results62
Results
  • Change in intercept
    • c2(6) = 98.60
    • RMSEA = .199
  • Conclusion: No real improvement of fit
modeling nonlinearity
Modeling Nonlinearity
  • Quadratic Effects
  • Seasonal Effects
  • Empirically based slopes of any form.
add a quadratic factor
Add a Quadratic Factor
  • Add a second (quadratic) slope factor (0, 1, 4, 9 …)
  • Correlate with the other slope and intercept factor.
  • Adds parameters
    • 1 mean
    • 1 variance
    • 2 covariances (with intercept and the other slope)
  • No real better fit for the Distress Example
    • c2(6) = 98.59; RMSEA = .199
modeling seasonal effects
Modeling Seasonal Effects
  • Note the alternating positive and negative coefficients for the slope
results66
Results
  • c2(6) = 65.41, p < .001
    • RMSEA = .120
  • No evidence of Slope Variance (actually estimated as negative!)
  • Conclusion: Fit better, but still poor.
empirically estimated scaling of time
Empirically Estimated Scaling of Time
  • Allows for any possible growth model.
  • Fix one slope loading (usually one).
  • No intercept factor.
results68
Results
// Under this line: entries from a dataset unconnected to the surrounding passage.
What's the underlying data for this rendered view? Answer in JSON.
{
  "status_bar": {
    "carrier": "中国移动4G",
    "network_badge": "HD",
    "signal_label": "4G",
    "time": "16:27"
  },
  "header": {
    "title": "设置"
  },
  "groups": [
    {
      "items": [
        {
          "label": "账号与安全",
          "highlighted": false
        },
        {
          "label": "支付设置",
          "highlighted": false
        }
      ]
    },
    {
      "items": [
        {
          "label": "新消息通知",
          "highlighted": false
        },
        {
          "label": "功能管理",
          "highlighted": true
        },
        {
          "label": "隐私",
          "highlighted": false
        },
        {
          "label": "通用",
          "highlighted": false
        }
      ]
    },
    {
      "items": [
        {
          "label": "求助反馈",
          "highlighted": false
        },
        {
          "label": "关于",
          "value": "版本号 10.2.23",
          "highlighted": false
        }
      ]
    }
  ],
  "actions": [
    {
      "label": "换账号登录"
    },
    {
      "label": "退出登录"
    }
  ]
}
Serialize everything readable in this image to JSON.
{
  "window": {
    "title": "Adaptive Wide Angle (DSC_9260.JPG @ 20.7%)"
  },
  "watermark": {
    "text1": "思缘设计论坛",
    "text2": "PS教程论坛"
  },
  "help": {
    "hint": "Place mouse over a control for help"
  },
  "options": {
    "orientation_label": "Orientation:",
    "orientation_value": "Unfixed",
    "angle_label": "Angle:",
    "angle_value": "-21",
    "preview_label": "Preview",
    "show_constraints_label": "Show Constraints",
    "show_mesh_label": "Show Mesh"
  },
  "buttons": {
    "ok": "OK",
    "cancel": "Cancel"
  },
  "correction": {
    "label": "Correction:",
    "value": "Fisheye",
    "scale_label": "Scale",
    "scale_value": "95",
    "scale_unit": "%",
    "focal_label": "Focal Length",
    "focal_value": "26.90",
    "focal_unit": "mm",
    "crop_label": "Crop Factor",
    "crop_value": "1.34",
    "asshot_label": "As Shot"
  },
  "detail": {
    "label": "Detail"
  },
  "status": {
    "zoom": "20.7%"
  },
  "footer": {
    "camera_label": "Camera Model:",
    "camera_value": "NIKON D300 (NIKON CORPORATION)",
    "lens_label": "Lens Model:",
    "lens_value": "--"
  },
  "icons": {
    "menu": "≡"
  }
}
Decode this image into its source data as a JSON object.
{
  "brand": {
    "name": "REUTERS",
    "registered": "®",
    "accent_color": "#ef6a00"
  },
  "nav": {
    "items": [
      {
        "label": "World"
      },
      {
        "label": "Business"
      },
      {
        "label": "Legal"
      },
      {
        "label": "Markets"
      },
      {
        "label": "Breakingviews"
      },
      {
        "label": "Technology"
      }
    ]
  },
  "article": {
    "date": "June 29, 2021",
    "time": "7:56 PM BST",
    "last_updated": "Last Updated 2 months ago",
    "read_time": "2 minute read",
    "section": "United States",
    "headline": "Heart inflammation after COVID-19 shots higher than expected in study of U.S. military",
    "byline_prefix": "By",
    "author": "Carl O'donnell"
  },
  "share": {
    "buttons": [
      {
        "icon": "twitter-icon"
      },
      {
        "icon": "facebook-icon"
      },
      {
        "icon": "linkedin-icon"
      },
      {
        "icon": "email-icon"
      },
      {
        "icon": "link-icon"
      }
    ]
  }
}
Curvilinear Trend

Wave 1: 1.00

Wave 2: 0.74

Wave 3: 0.95

Wave 4: 0.83

Wave 5: 0.87

Better Fit, But Not Good Fit

c2(9) = 62.5, p < .001

latent difference score models
Latent Difference Score Models
  • Developed by Jack McArdle
  • Creates a difference score of each time
  • Uses SEM
  • Traditional linear growth curve models are a special case
  • Called LDS Models
relation to a linear growth curve model
Relation to a LinearGrowth Curve Model
  • The same if a = 0
  • If a not equal to zero, the model can be viewed as a blend of growth curve and autoregressive models.
nonlinear growth negative exponential
Nonlinear Growth: Negative Exponential
  • One Unit Moving Through Time
  • Constant Rate of Change (no error)
  • The Force Pulling the Score to the Mean Is a Constant
  • The First Derivative Is a Constant
more complex nonlinear growth
More Complex Nonlinear Growth
  • Sinusoid
    • Nonzero first and second order derivative
  • Pendulum
    • dampening
estimation using ar 2 model
Estimation Using AR(2) Model
  • Negative Exponential

1 > a1 > -1 (the rate of change) and a2 = 0

  • Sinusoid

2 > a1 > 1 and a2 = -1

Cobb formula for period length = p/cos-1√a1

  • Pendulum

dampening factor = 1 - a2

Cobb formula for period length = p/cos-1√a1

slide75
Go to the next SEM page.

Go to the main SEM page.